» **What to work on**
Each line that includes the word "CHECK" should be copied from the records.

(Stored records)
---

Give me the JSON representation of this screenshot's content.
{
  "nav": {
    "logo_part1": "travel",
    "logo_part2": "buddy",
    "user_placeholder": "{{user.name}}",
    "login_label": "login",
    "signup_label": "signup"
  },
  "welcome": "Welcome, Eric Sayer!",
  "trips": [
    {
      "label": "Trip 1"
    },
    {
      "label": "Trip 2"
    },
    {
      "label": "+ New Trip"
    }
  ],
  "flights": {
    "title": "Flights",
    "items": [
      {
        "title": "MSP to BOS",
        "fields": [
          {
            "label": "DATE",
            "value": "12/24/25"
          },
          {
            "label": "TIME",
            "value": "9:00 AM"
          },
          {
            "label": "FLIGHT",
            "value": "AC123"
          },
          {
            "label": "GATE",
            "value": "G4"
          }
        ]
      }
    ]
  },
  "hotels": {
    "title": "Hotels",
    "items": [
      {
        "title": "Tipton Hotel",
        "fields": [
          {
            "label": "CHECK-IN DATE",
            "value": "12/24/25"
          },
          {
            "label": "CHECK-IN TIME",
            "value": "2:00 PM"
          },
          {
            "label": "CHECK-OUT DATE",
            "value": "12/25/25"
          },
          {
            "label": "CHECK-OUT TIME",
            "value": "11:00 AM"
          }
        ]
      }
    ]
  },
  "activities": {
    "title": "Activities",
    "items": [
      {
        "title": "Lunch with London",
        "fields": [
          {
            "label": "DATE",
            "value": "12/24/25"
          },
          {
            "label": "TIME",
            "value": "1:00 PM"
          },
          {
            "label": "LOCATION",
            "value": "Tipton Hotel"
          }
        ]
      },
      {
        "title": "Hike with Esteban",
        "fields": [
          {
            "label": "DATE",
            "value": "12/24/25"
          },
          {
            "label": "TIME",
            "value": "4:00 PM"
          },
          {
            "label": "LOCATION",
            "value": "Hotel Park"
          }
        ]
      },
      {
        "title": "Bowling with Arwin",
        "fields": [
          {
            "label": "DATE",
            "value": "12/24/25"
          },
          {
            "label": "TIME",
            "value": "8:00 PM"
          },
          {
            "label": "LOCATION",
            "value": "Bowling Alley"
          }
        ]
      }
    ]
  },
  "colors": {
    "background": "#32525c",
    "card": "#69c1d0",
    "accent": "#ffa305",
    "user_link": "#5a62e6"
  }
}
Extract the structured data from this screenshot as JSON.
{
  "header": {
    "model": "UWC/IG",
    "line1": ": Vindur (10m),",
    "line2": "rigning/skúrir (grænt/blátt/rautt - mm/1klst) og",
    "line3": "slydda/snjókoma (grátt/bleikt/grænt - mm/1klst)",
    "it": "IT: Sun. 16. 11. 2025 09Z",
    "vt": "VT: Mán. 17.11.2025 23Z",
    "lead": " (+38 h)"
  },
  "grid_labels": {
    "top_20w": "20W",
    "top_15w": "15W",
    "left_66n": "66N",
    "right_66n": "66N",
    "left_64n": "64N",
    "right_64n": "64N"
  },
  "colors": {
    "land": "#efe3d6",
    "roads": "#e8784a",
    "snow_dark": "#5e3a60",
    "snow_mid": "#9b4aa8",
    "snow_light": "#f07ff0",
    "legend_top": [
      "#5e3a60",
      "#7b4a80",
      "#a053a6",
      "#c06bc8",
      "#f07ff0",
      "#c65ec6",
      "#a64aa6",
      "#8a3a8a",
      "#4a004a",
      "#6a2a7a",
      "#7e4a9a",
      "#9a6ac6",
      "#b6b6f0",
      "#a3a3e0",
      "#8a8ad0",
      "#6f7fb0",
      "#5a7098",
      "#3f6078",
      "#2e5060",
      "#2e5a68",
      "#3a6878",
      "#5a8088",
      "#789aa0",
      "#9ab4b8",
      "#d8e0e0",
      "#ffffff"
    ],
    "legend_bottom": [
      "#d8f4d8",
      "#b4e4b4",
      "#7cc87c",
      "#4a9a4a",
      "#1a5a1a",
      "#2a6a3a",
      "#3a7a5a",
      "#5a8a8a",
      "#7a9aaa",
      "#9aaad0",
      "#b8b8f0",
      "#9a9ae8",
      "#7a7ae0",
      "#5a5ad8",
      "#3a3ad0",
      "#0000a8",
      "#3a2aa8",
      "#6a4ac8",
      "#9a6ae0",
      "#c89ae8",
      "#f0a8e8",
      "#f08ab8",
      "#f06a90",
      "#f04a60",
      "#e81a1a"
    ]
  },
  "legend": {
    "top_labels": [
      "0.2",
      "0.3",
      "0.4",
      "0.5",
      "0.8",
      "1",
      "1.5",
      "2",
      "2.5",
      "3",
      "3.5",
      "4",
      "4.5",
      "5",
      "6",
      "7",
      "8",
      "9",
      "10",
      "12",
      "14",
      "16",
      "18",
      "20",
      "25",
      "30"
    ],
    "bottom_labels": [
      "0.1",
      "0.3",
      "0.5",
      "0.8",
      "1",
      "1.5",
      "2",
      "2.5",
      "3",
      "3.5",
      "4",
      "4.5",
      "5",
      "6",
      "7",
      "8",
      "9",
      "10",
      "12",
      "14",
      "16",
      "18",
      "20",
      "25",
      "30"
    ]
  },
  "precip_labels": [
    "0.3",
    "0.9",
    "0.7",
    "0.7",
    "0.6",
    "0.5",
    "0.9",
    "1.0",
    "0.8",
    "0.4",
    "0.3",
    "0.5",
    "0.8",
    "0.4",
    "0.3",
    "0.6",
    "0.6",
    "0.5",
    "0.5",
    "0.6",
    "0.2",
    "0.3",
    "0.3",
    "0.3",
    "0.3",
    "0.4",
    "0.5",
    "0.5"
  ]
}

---

» **Solution to this exercise**
            "label": "CHECK-IN DATE",
            "label": "CHECK-IN TIME",
            "label": "CHECK-OUT DATE",
            "label": "CHECK-OUT TIME",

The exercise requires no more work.